Element data from apps and pages:

**********

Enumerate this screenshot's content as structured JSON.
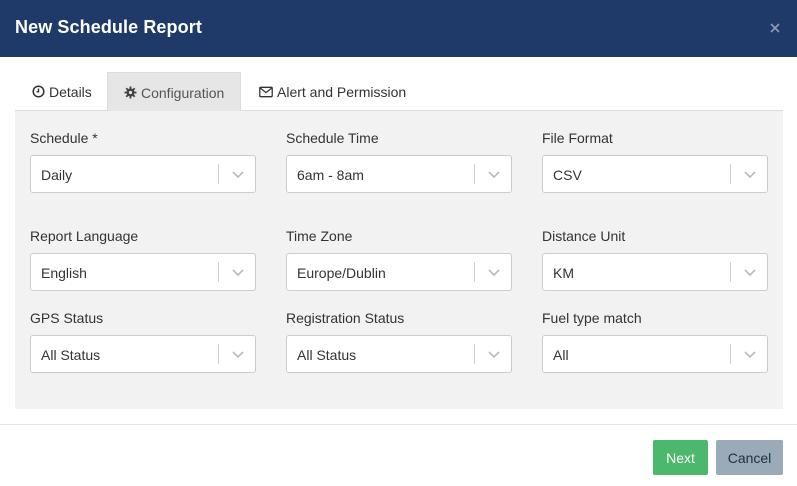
{
  "dialog": {
    "title": "New Schedule Report"
  },
  "tabs": [
    {
      "label": "Details",
      "icon": "clock-icon",
      "active": false
    },
    {
      "label": "Configuration",
      "icon": "gear-icon",
      "active": true
    },
    {
      "label": "Alert and Permission",
      "icon": "envelope-icon",
      "active": false
    }
  ],
  "fields": {
    "schedule": {
      "label": "Schedule *",
      "value": "Daily"
    },
    "schedule_time": {
      "label": "Schedule Time",
      "value": "6am - 8am"
    },
    "file_format": {
      "label": "File Format",
      "value": "CSV"
    },
    "report_language": {
      "label": "Report Language",
      "value": "English"
    },
    "time_zone": {
      "label": "Time Zone",
      "value": "Europe/Dublin"
    },
    "distance_unit": {
      "label": "Distance Unit",
      "value": "KM"
    },
    "gps_status": {
      "label": "GPS Status",
      "value": "All Status"
    },
    "registration_status": {
      "label": "Registration Status",
      "value": "All Status"
    },
    "fuel_type_match": {
      "label": "Fuel type match",
      "value": "All"
    }
  },
  "buttons": {
    "next": "Next",
    "cancel": "Cancel"
  },
  "colors": {
    "header_bg": "#1f3a68",
    "next_bg": "#4cb86e",
    "cancel_bg": "#9aaab8",
    "panel_bg": "#f2f2f2"
  }
}
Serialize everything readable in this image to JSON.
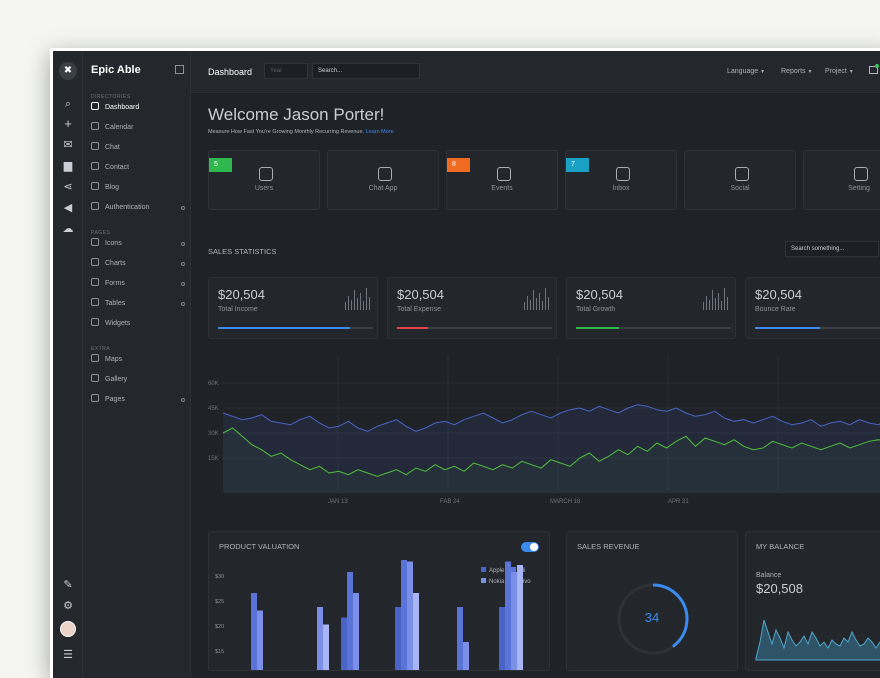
{
  "app": {
    "brand": "Epic Able"
  },
  "sidebar": {
    "sections": [
      {
        "title": "DIRECTORIES",
        "items": [
          {
            "label": "Dashboard",
            "active": true,
            "icon": "home-icon"
          },
          {
            "label": "Calendar",
            "icon": "calendar-icon"
          },
          {
            "label": "Chat",
            "icon": "chat-icon"
          },
          {
            "label": "Contact",
            "icon": "contact-icon"
          },
          {
            "label": "Blog",
            "icon": "globe-icon"
          },
          {
            "label": "Authentication",
            "icon": "lock-icon",
            "sub": true
          }
        ]
      },
      {
        "title": "PAGES",
        "items": [
          {
            "label": "Icons",
            "icon": "tag-icon",
            "sub": true
          },
          {
            "label": "Charts",
            "icon": "bar-chart-icon",
            "sub": true
          },
          {
            "label": "Forms",
            "icon": "forms-icon",
            "sub": true
          },
          {
            "label": "Tables",
            "icon": "table-icon",
            "sub": true
          },
          {
            "label": "Widgets",
            "icon": "widget-icon"
          }
        ]
      },
      {
        "title": "EXTRA",
        "items": [
          {
            "label": "Maps",
            "icon": "map-icon"
          },
          {
            "label": "Gallery",
            "icon": "image-icon"
          },
          {
            "label": "Pages",
            "icon": "page-icon",
            "sub": true
          }
        ]
      }
    ]
  },
  "topbar": {
    "title": "Dashboard",
    "year_placeholder": "Year",
    "search_value": "Search...",
    "menus": [
      "Language",
      "Reports",
      "Project"
    ]
  },
  "welcome": {
    "title": "Welcome Jason Porter!",
    "subtitle": "Measure How Fast You're Growing Monthly Recurring Revenue.",
    "link": "Learn More"
  },
  "cards": [
    {
      "label": "Users",
      "badge": "5",
      "badge_color": "#2fb84d",
      "icon": "users-icon"
    },
    {
      "label": "Chat App",
      "badge": "",
      "icon": "chat-icon"
    },
    {
      "label": "Events",
      "badge": "8",
      "badge_color": "#f06b22",
      "icon": "calendar-icon"
    },
    {
      "label": "Inbox",
      "badge": "7",
      "badge_color": "#19a2c4",
      "icon": "mail-icon"
    },
    {
      "label": "Social",
      "badge": "",
      "icon": "share-icon"
    },
    {
      "label": "Setting",
      "badge": "",
      "icon": "gear-icon"
    }
  ],
  "sales": {
    "heading": "SALES STATISTICS",
    "search_placeholder": "Search something...",
    "stats": [
      {
        "value": "$20,504",
        "label": "Total Income",
        "progress": 0.85,
        "color": "#3b8bef"
      },
      {
        "value": "$20,504",
        "label": "Total Expense",
        "progress": 0.2,
        "color": "#e8404b"
      },
      {
        "value": "$20,504",
        "label": "Total Growth",
        "progress": 0.28,
        "color": "#2fb84d"
      },
      {
        "value": "$20,504",
        "label": "Bounce Rate",
        "progress": 0.42,
        "color": "#3b8bef"
      }
    ]
  },
  "chart_data": [
    {
      "type": "area",
      "y_ticks": [
        "60K",
        "45K",
        "30K",
        "15K"
      ],
      "x_ticks": [
        "JAN 13",
        "FAB 24",
        "MARCH 18",
        "APR 31"
      ],
      "series": [
        {
          "color": "#4a63c7",
          "values": [
            42,
            40,
            38,
            39,
            41,
            37,
            36,
            35,
            38,
            40,
            36,
            33,
            34,
            37,
            33,
            31,
            34,
            36,
            38,
            34,
            31,
            33,
            36,
            37,
            35,
            38,
            40,
            42,
            39,
            36,
            38,
            41,
            43,
            41,
            39,
            42,
            44,
            45,
            43,
            46,
            44,
            42,
            45,
            47,
            46,
            44,
            43,
            45,
            42,
            40,
            41,
            43,
            39,
            37,
            38,
            36,
            38,
            40,
            37,
            35,
            36,
            38,
            34,
            36,
            37,
            35,
            38,
            36,
            35,
            39,
            40
          ]
        },
        {
          "color": "#4fbf3a",
          "values": [
            30,
            33,
            28,
            23,
            20,
            16,
            18,
            14,
            11,
            8,
            10,
            6,
            7,
            5,
            8,
            6,
            4,
            6,
            8,
            5,
            9,
            7,
            11,
            8,
            10,
            7,
            12,
            10,
            8,
            11,
            9,
            13,
            11,
            9,
            14,
            12,
            10,
            15,
            18,
            13,
            16,
            20,
            17,
            22,
            19,
            24,
            21,
            25,
            28,
            22,
            27,
            25,
            23,
            26,
            22,
            20,
            21,
            25,
            23,
            21,
            24,
            22,
            20,
            22,
            24,
            21,
            23,
            25,
            26,
            24,
            26
          ]
        }
      ]
    },
    {
      "type": "bar",
      "title": "PRODUCT VALUATION",
      "y_ticks": [
        "$30",
        "$25",
        "$20",
        "$15"
      ],
      "legend": [
        {
          "name": "Apple",
          "color": "#4a63c7"
        },
        {
          "name": "Mi",
          "color": "#5a73d6"
        },
        {
          "name": "Nokia",
          "color": "#7b8fe6"
        },
        {
          "name": "Vivo",
          "color": "#a8b5f2"
        }
      ],
      "groups": [
        [
          0,
          22,
          17,
          0
        ],
        [
          0,
          0,
          18,
          13
        ],
        [
          15,
          28,
          22,
          0
        ],
        [
          18,
          32,
          31,
          22
        ],
        [
          0,
          18,
          8,
          0
        ],
        [
          18,
          31,
          28,
          30
        ]
      ]
    }
  ],
  "revenue": {
    "heading": "SALES REVENUE",
    "value": "34",
    "percent": 0.4
  },
  "balance": {
    "heading": "MY BALANCE",
    "label": "Balance",
    "value": "$20,508"
  }
}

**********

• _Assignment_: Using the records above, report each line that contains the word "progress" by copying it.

• _Exercise answer_:
        "progress": 0.85,
        "progress": 0.2,
        "progress": 0.28,
        "progress": 0.42,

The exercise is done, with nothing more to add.